→ **Your task**
When checking the entries below, count every line with the word "Please", then give only that number.
--- Given entries ---
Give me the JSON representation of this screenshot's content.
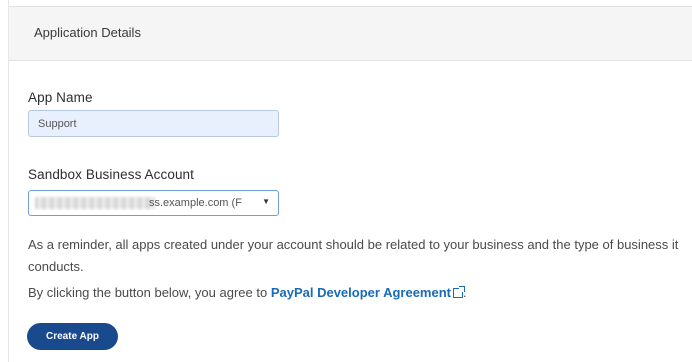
{
  "panel": {
    "title": "Application Details"
  },
  "app_name": {
    "label": "App Name",
    "value": "Support"
  },
  "sandbox": {
    "label": "Sandbox Business Account",
    "value_visible": "ss.example.com (F",
    "caret": "▼"
  },
  "text": {
    "reminder": "As a reminder, all apps created under your account should be related to your business and the type of business it conducts.",
    "agreement_prefix": "By clicking the button below, you agree to ",
    "agreement_link": "PayPal Developer Agreement",
    "agreement_suffix": "."
  },
  "actions": {
    "create_label": "Create App"
  },
  "colors": {
    "link": "#1a6bb5",
    "primary_button": "#1a4a8e",
    "input_fill": "#e8f0fe"
  },
  "icons": {
    "external_link": "external-link-icon",
    "dropdown": "chevron-down-icon"
  }
}
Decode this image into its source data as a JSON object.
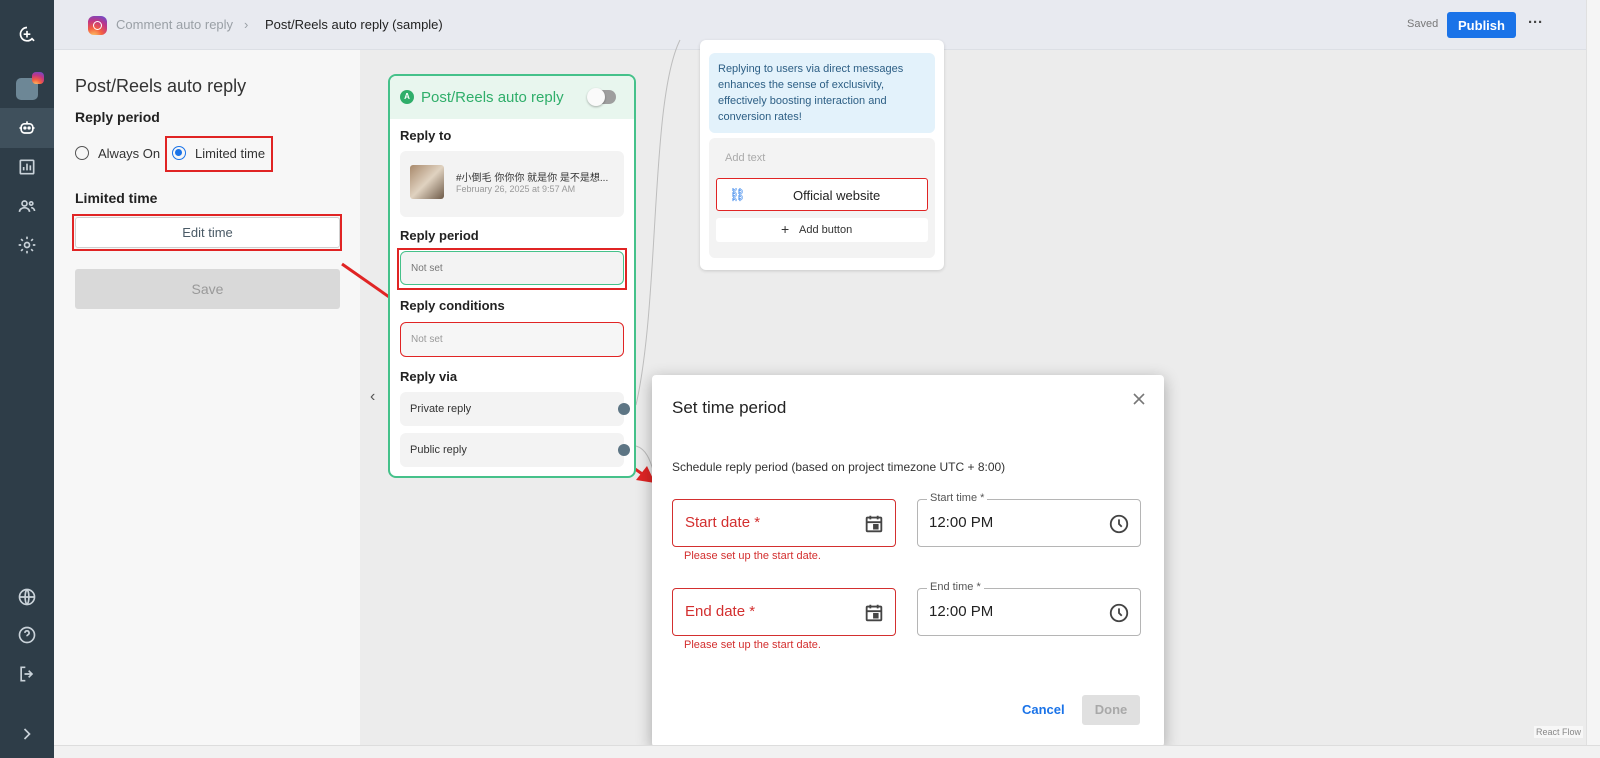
{
  "topbar": {
    "breadcrumb_parent": "Comment auto reply",
    "breadcrumb_current": "Post/Reels auto reply (sample)",
    "saved_label": "Saved",
    "publish_label": "Publish",
    "more_label": "···"
  },
  "panel": {
    "title": "Post/Reels auto reply",
    "reply_period_heading": "Reply period",
    "option_always_on": "Always On",
    "option_limited_time": "Limited time",
    "selected_option": "Limited time",
    "limited_time_heading": "Limited time",
    "edit_time_label": "Edit time",
    "save_label": "Save"
  },
  "flow_card": {
    "title": "Post/Reels auto reply",
    "reply_to_heading": "Reply to",
    "post_caption": "#小倒毛 你你你 就是你 是不是想...",
    "post_date": "February 26, 2025 at 9:57 AM",
    "reply_period_heading": "Reply period",
    "reply_period_value": "Not set",
    "reply_conditions_heading": "Reply conditions",
    "reply_conditions_value": "Not set",
    "reply_via_heading": "Reply via",
    "private_reply": "Private reply",
    "public_reply": "Public reply"
  },
  "message_card": {
    "info_text": "Replying to users via direct messages enhances the sense of exclusivity, effectively boosting interaction and conversion rates!",
    "add_text_placeholder": "Add text",
    "official_website_label": "Official website",
    "add_button_label": "Add button"
  },
  "dialog": {
    "title": "Set time period",
    "description": "Schedule reply period (based on project timezone UTC + 8:00)",
    "start_date_label": "Start date *",
    "start_date_error": "Please set up the start date.",
    "start_time_label": "Start time *",
    "start_time_value": "12:00 PM",
    "end_date_label": "End date *",
    "end_date_error": "Please set up the start date.",
    "end_time_label": "End time *",
    "end_time_value": "12:00 PM",
    "cancel_label": "Cancel",
    "done_label": "Done"
  },
  "react_flow_label": "React Flow",
  "colors": {
    "primary": "#1a73e8",
    "error": "#d32f2f",
    "annotation": "#e02424",
    "flow_green": "#45c18a",
    "rail": "#2e3d48"
  }
}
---
→ **Expected answer**
2